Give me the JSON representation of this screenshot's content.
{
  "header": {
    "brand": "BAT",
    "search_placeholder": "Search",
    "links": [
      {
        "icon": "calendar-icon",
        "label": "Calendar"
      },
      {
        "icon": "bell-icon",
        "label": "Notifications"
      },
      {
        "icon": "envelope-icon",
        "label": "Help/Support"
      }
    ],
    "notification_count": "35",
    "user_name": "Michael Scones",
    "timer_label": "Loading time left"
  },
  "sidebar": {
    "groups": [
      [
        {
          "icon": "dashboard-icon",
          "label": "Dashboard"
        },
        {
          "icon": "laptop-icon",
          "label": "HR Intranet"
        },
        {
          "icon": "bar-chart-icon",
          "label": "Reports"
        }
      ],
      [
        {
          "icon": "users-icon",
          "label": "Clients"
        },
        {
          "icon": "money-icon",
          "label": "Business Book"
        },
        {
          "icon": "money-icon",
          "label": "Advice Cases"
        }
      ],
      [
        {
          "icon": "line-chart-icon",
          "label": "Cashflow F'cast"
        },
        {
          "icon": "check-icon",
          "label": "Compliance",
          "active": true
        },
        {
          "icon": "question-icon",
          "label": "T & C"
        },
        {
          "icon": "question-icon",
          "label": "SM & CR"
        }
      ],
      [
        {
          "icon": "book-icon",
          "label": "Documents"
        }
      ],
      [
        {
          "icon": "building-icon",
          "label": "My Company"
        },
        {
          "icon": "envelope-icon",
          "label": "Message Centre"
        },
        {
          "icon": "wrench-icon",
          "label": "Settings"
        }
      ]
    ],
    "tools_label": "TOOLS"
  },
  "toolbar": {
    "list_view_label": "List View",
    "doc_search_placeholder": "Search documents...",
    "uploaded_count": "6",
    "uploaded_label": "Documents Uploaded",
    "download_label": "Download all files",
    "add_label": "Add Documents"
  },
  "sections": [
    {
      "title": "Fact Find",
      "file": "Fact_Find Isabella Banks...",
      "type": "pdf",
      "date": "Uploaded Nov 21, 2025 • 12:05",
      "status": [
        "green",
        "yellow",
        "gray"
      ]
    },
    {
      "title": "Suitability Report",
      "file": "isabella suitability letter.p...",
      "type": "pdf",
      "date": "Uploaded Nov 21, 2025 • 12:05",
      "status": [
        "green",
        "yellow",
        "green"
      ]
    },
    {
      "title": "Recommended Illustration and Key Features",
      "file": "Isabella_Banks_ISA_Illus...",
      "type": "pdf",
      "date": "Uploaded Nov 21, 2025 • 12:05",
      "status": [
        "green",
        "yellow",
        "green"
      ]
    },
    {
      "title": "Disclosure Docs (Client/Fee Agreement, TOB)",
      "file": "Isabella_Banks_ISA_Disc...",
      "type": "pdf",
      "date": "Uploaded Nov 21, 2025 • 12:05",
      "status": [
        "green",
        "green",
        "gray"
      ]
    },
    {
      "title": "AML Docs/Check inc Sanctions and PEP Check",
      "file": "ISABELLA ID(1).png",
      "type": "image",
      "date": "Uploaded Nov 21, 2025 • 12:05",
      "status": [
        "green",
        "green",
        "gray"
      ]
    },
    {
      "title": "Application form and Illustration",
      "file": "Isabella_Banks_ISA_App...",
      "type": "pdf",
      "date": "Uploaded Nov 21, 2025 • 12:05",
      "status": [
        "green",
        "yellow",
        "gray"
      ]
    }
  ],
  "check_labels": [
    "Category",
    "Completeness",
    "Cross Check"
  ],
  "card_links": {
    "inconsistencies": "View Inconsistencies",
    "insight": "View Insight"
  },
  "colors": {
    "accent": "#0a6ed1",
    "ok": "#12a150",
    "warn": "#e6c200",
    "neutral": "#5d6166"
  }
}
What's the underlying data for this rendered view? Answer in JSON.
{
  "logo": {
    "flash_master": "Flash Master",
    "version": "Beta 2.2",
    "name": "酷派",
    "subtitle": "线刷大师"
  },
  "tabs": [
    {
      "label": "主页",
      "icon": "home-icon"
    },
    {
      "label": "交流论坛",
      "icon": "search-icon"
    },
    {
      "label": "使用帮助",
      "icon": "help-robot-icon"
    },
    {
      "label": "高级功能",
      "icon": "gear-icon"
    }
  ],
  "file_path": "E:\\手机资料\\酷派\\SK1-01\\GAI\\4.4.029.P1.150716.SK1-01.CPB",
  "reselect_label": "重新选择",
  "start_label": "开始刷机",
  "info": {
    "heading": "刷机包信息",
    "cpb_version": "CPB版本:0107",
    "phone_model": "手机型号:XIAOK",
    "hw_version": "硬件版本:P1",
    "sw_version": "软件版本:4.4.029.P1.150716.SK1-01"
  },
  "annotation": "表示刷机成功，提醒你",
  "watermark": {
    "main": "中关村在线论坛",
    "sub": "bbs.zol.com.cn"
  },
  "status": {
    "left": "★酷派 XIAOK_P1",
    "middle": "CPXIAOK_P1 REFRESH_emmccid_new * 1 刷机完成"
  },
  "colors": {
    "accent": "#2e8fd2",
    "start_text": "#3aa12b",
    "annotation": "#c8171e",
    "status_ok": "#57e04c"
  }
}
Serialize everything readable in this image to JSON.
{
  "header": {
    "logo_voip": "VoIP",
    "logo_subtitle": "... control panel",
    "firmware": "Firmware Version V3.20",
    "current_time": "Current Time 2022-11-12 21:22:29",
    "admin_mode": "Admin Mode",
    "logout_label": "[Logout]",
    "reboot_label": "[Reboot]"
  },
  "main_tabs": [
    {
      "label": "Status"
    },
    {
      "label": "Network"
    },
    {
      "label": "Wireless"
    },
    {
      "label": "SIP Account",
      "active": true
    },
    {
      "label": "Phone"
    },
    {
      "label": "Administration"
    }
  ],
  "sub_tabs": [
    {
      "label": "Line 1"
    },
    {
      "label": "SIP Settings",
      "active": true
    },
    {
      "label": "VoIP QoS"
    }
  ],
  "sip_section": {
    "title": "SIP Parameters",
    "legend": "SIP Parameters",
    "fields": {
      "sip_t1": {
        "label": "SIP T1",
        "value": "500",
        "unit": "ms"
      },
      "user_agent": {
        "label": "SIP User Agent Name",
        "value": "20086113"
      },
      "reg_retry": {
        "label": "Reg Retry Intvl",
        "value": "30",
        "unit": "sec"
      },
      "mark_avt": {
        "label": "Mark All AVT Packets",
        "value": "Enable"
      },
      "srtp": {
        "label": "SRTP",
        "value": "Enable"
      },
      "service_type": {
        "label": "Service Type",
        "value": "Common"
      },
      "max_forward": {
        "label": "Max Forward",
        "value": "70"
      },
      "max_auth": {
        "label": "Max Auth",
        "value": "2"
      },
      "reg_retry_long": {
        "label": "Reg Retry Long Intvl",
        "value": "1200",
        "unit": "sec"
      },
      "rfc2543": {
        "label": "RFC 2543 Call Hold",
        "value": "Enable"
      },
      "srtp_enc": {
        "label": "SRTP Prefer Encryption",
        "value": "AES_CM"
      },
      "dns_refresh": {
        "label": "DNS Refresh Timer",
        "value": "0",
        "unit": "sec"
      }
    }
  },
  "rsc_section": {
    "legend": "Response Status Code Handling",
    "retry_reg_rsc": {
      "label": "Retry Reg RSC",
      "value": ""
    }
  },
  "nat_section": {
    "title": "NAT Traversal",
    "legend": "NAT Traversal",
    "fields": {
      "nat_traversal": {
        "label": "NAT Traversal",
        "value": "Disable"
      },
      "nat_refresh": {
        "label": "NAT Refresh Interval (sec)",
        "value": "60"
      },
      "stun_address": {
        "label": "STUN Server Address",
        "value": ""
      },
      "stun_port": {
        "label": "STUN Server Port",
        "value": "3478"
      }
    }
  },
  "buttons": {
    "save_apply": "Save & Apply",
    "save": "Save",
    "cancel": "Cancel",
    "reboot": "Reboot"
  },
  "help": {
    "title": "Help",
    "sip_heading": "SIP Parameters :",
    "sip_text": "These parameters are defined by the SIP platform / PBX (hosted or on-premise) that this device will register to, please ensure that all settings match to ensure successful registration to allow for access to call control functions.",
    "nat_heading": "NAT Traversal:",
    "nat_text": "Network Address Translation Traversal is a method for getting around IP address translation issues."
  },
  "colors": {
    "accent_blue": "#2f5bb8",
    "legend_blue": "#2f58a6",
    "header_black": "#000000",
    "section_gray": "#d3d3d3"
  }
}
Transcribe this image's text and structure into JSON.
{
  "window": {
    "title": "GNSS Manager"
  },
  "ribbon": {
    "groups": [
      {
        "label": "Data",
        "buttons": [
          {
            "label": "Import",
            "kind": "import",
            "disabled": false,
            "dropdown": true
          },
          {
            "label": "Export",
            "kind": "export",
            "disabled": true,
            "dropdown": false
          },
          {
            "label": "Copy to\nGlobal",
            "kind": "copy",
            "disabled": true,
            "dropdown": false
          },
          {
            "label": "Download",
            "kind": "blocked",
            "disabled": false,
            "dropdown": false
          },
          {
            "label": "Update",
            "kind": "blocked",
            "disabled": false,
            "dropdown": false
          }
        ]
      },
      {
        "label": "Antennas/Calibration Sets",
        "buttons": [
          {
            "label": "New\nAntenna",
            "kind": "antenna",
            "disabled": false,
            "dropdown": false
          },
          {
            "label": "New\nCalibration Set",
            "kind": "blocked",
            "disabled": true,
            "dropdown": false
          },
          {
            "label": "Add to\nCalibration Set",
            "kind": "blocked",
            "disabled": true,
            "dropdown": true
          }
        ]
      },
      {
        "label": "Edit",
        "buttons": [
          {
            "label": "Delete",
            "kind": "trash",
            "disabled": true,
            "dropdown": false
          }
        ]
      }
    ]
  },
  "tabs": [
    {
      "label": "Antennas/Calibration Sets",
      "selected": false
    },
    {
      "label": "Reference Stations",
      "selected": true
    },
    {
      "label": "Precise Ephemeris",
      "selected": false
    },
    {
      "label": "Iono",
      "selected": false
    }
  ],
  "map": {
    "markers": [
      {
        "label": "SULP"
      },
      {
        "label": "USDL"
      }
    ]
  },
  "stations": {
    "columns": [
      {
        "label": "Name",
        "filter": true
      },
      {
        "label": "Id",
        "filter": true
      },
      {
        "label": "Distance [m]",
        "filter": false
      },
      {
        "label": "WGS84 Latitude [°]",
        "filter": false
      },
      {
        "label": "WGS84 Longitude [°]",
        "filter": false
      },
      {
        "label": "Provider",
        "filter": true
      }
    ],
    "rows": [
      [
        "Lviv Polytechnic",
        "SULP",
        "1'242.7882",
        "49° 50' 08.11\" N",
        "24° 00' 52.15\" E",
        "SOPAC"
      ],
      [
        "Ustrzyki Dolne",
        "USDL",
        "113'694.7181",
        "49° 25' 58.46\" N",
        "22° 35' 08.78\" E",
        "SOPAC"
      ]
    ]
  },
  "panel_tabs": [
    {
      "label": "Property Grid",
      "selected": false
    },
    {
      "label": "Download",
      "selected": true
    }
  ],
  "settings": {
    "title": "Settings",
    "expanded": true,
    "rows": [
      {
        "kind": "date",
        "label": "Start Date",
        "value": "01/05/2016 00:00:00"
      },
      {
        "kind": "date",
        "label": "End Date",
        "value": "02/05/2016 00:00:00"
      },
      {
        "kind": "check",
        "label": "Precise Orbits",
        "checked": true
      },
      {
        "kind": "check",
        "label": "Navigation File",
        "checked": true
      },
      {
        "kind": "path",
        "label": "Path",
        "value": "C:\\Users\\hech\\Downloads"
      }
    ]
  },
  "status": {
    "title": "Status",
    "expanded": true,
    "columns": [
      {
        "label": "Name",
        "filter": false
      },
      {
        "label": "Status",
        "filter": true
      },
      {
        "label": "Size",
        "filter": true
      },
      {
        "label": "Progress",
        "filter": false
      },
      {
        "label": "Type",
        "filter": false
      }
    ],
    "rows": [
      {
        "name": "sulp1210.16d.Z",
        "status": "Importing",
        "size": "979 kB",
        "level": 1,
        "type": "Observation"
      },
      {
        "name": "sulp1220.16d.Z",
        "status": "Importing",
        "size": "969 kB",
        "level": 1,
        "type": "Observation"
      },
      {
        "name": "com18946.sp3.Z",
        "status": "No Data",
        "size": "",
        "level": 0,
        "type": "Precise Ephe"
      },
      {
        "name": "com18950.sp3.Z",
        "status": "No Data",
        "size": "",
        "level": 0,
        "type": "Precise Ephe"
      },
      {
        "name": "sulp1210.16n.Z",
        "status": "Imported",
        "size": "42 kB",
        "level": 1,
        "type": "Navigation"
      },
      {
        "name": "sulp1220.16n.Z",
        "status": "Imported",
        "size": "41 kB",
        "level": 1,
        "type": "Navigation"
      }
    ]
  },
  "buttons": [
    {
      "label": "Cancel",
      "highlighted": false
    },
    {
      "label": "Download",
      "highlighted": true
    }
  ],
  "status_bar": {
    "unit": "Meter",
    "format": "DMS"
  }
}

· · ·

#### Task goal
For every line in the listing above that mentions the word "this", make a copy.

#### Exercise result
Give me the JSON representation of this screenshot's content.
What's the underlying data for this rendered view? Answer in JSON.
Serialize everything readable in this image to JSON.
    "sip_text": "These parameters are defined by the SIP platform / PBX (hosted or on-premise) that this device will register to, please ensure that all settings match to ensure successful registration to allow for access to call control functions.",
Transcribe this image's text and structure into JSON.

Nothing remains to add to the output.